Never in the history of human folly has so much been squandered by so many on so little evidence.
One day Churchill’s famous oratory will be thus bowdlerised to describe our obsession with reducing anthropogenic carbon emissions. Meanwhile, this insane ideology is gathering momentum.
That’s what ideologies do: they are like snowballs rolling down a hill slope into an abyss. As they go, they gather speed and bulk – until they hit the bottom and disintegrate. But while still in motion, they could add up to a deadly avalanche.
Like any other ideology, this one is sustained by mendacious propaganda. For example, one of the current Volvo ads pontificates on climate change, claiming that the Earth has been cool until now.
There exists a code of practice that doesn’t let advertisers lie about their products. Evidently, lying about anything else is fine. In this case, the Earth has been warmer than it is now during about 85 per cent of its existence – but never mind the hard facts, it’s the woke feeling that counts.
Car manufacturers are committed to replacing all their IC cars with electric vehicles. The impression conveyed is that, when everyone drives a Go-Kart, mankind will breathe clean air free of carbon dioxide.
Now we can sleep peacefully at night, rather than being pursued by the nightmares of either burning alive or suffocating, whichever comes first. In fact, 42 per cent of Britons list climate change as their main concern. Say what you will about propaganda, but one thing is for sure: it works.
True enough, transportation produces some 28 per cent of all anthropogenic carbon emissions.

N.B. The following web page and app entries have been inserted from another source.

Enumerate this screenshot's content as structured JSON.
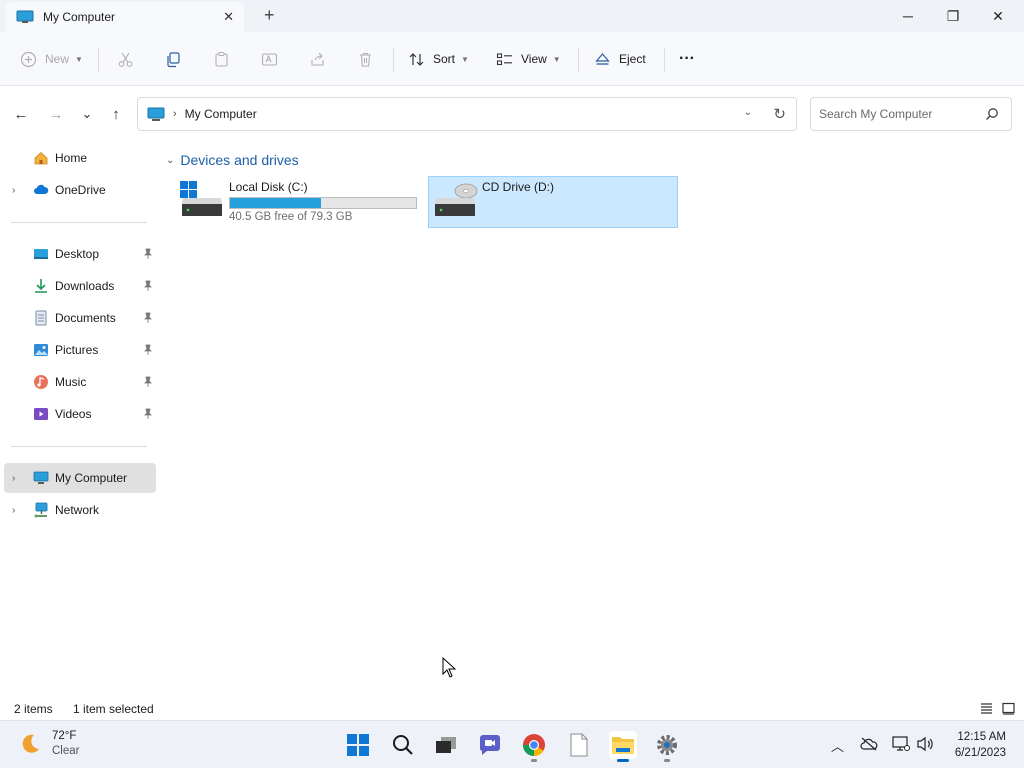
{
  "window": {
    "tab_title": "My Computer",
    "tab_close": "✕",
    "new_tab": "+",
    "minimize": "─",
    "restore": "❐",
    "close": "✕"
  },
  "toolbar": {
    "new_label": "New",
    "sort_label": "Sort",
    "view_label": "View",
    "eject_label": "Eject",
    "more_label": "···"
  },
  "nav": {
    "back": "←",
    "forward": "→",
    "recent": "⌄",
    "up": "↑"
  },
  "address": {
    "breadcrumb": "My Computer",
    "separator": "›",
    "dropdown": "⌄",
    "refresh": "↻"
  },
  "search": {
    "placeholder": "Search My Computer"
  },
  "sidebar": {
    "items": [
      {
        "label": "Home"
      },
      {
        "label": "OneDrive"
      },
      {
        "label": "Desktop"
      },
      {
        "label": "Downloads"
      },
      {
        "label": "Documents"
      },
      {
        "label": "Pictures"
      },
      {
        "label": "Music"
      },
      {
        "label": "Videos"
      },
      {
        "label": "My Computer"
      },
      {
        "label": "Network"
      }
    ],
    "expand_glyph": "›"
  },
  "content": {
    "group_title": "Devices and drives",
    "drives": [
      {
        "name": "Local Disk (C:)",
        "free_text": "40.5 GB free of 79.3 GB",
        "used_fraction": 0.49
      },
      {
        "name": "CD Drive (D:)"
      }
    ]
  },
  "status": {
    "item_count": "2 items",
    "selection": "1 item selected"
  },
  "taskbar": {
    "temperature": "72°F",
    "condition": "Clear",
    "time": "12:15 AM",
    "date": "6/21/2023"
  },
  "colors": {
    "accent": "#0067c0",
    "selection": "#cce8ff",
    "capacity_bar": "#26a0da",
    "group_header": "#1b5fa8"
  }
}
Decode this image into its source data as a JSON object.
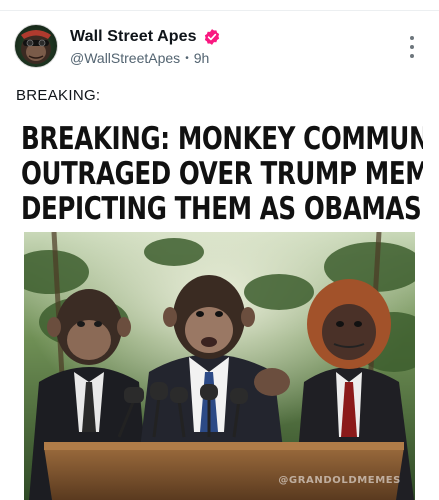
{
  "post": {
    "author": {
      "display_name": "Wall Street Apes",
      "handle": "@WallStreetApes",
      "time": "9h",
      "verified_badge_icon": "verified-badge-icon",
      "verified_color": "#F91880"
    },
    "text": "BREAKING:",
    "media": {
      "headline_lines": [
        "BREAKING: MONKEY COMMUNITY",
        "OUTRAGED OVER TRUMP MEME",
        "DEPICTING THEM AS OBAMAS"
      ],
      "watermark": "@GRANDOLDMEMES"
    },
    "more_icon": "more-options-icon"
  },
  "colors": {
    "text_primary": "#0F1419",
    "text_secondary": "#536471"
  }
}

Aren’t you glad that in a decade or two cars will no longer be spewing out the stuff?
If you are, consider a few more numbers. Carbon dioxide makes up only 0.04 per cent of the atmosphere. Of that minuscule proportion, 95 per cent comes from natural sources that have nothing to do with human activity. Thus anthropogenic CO2 accounts for 0.0016 per cent of the air we breathe. Puts that 28 per cent in perspective, doesn’t it?
But forget the perspective. Let’s agree with the ecofanatics that reducing 0.0016 per cent by a quarter is a worthy goal. However, we won’t reach it even if we drive every IC vehicle off the road.
Electric cars are powered by batteries, and their production requires lithium, cobalt and manganese. Alas, the mining and refining of those metals releases an awful lot of CO2.
How much is an awful lot? According to a new study, producing a single Tesla battery will emit between 23,000 and 32,000 pounds of extra carbon. Multiply that by the total number of cars in Britain, currently standing at 40 million, and… well, I can’t count that high.
An ecofanatic will argue that this will still produce a net reduction compared to IC cars. Perhaps. But when buying a car, are you prepared to pay an extra £10-20 thousand for a possible marginal reduction in the 28 per cent of 0.0016 per cent?
Add to this the cost, both financial and environmental, of producing the extra electricity required to charge tens of millions of batteries, and we are beginning to bite into those tiny percentages even more. But no expense is too high for the fanatics to claim moral ascendancy.
However, on closer examination their moral ground appears quite a bit lower. For, in addition to producing harmless CO2, the mining of battery minerals causes real environmental damage, not to mention the harm to the miners’ health.
When we consider where these metals are produced, the ecofanatics’ smugness begins to look not only factually unfounded, but also morally defunct. Most of the world’s cobalt is produced in the Congo, South America delivers most of the lithium, and between them South Africa and China account for about half of all manganese.
Therefore most miners are… how shall I put it without risking censure?… not exactly white (it’s not South American or South African whites who go down the mines). How does this tally with the woke commitment to pan-planetary racial equality?
I detect a clash of pieties there, which is always nice to observe. The European and North American ecofanatics, who are predominantly left-wing, don’t mind cobalt and lithium miners getting cancers produced by radioactive particles. As long as their own virtue is properly signalled, they feel self-satisfied.
Everyone can see exhausts coming out of tailpipes, but those dying miners are safely tucked away out of sight in faraway lands. This trompe l’oeil creates the illusion of a carbon-free ride, which I for one find repugnant. Don’t you?